Heartworm in cats is actually transmitted to pets (specifically cats and dogs) via mosquito bite, which carries the miniscule heartworm larvae. Furthermore, the heartworms are some kind of parasites called dirofilaria immitis. These have the presence of thin spaghetti if they reach their adult stage. Though both the cats and dogs may become infected with the heartworm, it is much more prevalent among the canines. In the actual fact, cats only represent about 10 to 15 percent of the cases of heartworm in the United States. The untreated and undetected adult heartworms may infect the arteries of the lungs and the heart. It’s an enormously serious condition and may lead to heart failure in the pet. Moreover, the heartworms are much more common in humid and hot areas where the mosquito infestation is heavy. Read on through this article to learn more about heartworm prevention for cats here.
Facts about Heartworm in Cats
Here are some essential facts about heartworm in cats that you may want to know:
- The heartworm disease is actually a silent killer, especially on its early stages. The pet might be infected with the heartworm for several months. This is before you may notice any symptoms. That is actually one reason why the preventive medications are best options for the management of the condition.
- It will take about seven months or more for the heartworm to be transmitted by a mosquito to get mature and be an adult heartworm in the pet.
- The first ever documented mention of the heartworm disease in pets appeared in the year 1847. It was documented in the Western Journal of Medicines.
- The wild animals, which may acquire the heartworm disease, actually include ferret, raccoon, muskrat, coyote, fox, and wolf.
- Pets cannot catch heartworm disease from each other. Just the bite from an infected mosquito may transmit the parasite to the pet.
Prognosis of Heartworm in Cats
The heartworms are diagnosed with a simple blood test. If your cat is diagnosed with heartworms, it will need to be monitored closely by a vet. Some supportive treatment may help in prolonging the life of the cat. Based on some research, some of the infected cats may even experience some spontaneous clearing on their own heartworm infection, even though permanent damage to the respiratory system might have happened.
Moreover, there are various methods used in the diagnosis of the heartworms. Unluckily, none of these are 100 percent reliable. Therefore, a combination of tests is often necessary. The diagnostic sequence commonly progresses as follows:
Among the most challenging aspects of the diagnosis of cat heartworm diseases is that there are actually no specific clinical signs.

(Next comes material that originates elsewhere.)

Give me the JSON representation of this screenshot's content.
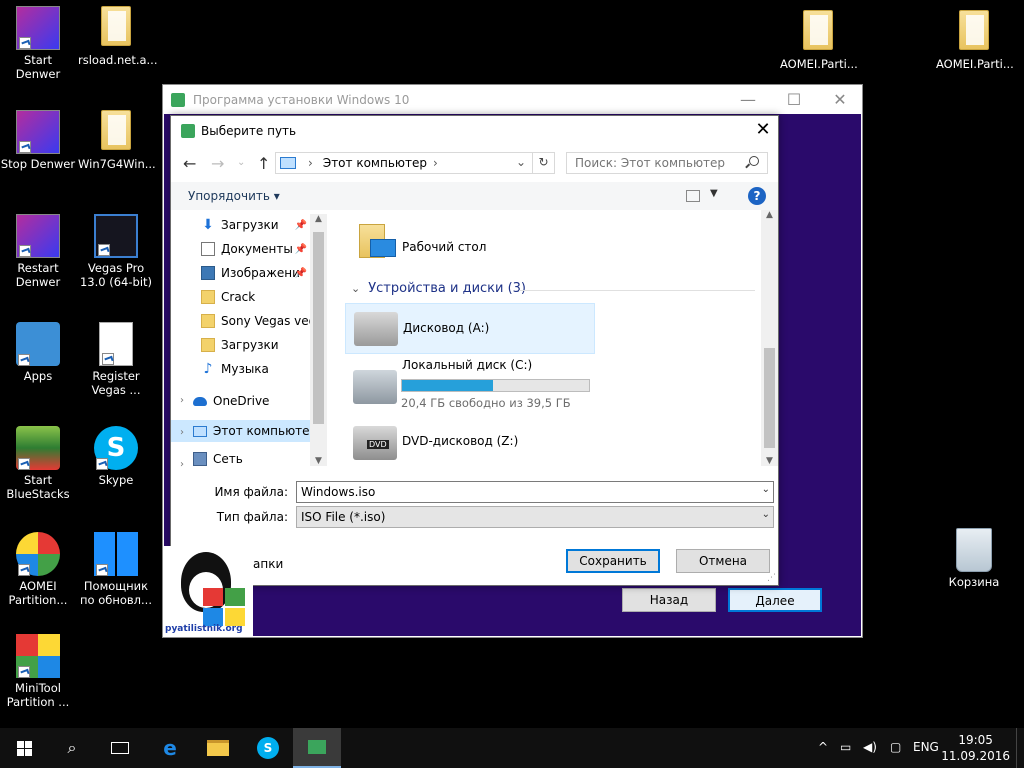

The most usual signs are the sudden inception of coughing, as well as the rapid breathing, signs, which may also be due to some other diseases. Moreover, some other common non-detailed clinical signs include vomiting and weight loss. Occasionally, a seemingly normal cat might be found dead, or might develop a sudden devastating respiratory condition. Further, heartworm disease is detected via a post-mortem exam. Moreover, the sudden death is also thought to be because of a reaction in the lungs to the young heartworms, or to a particular reaction to live or dead heartworms, which enters the pulmonary arteries, as well as obstructing the blood flow to the lungs.
Numerous blood tests are used in the prognosis of the heartworm. However, the heartworm antibody test and antigen tests are proved to be the most beneficial in the diagnosis of the disease.
- An eosinophil count may be measured in the cats that are suspected to harboring the heartworms.
- A blood sample may be tested for the microfilariae presence.
- The heartworm antigen test helps in detecting the adult female heartworm presence.
- Heartworm antibody test helps in determining that the immune system of the cat has been exposed to the heartworms.
X-rays allow us to view the size and the shape of the heart of our pet. These allow us to measure it. A lot of cats who have the condition have increased size of pulmonary arteries, or their way to the lungs as the worms obstruct them.
This allows the examiner to directly view the internal structures of the heart, as well as the surrounding vessels. It is also essential in assessing function and condition of the heart. In some of the cats, the adult heartworms may be visible.
Heartworm Prevention for Cats
Due to the fact that the treatment for the advanced heartworm is too risky and difficult in the dogs, and non-existing in the cats. The prevention is the best protection you can opt to. The chewable heartworm pills are readily available in either daily or monthly dosages.
Furthermore, the top brands like Tri-Heart Plus and Heartguard. A lot of pet owners go for the topical medications that are applied directly to the skin of the animal on a daily basis. These medications helps in managing mites, roundworms, fleas, and hookworms as well. This is in addition to the control of heartworms. The most typically used topical preventive medication include Advantage Multi and Revolution. But before you proceed to heartworm prevention for cats and use any treatments, pay your vet a visit. You need to ask for some advices.
There’s a low dose of injection that’s available to protect the dogs against heartworms for about 6 months. This is less commonly used and has shown undesirable effects on some pets. Just like with any medications, your vet must give you the best advice and suggestions for a preventive medication suitable for your cats.
If you want to know more facts about the symptoms of cat heartworm, check this article out: What Are The Symptoms Of Heartworm In Cats?
For the treatments for cat heartworm, read this article: Are There Any Treatments For Heartworm In Cats?.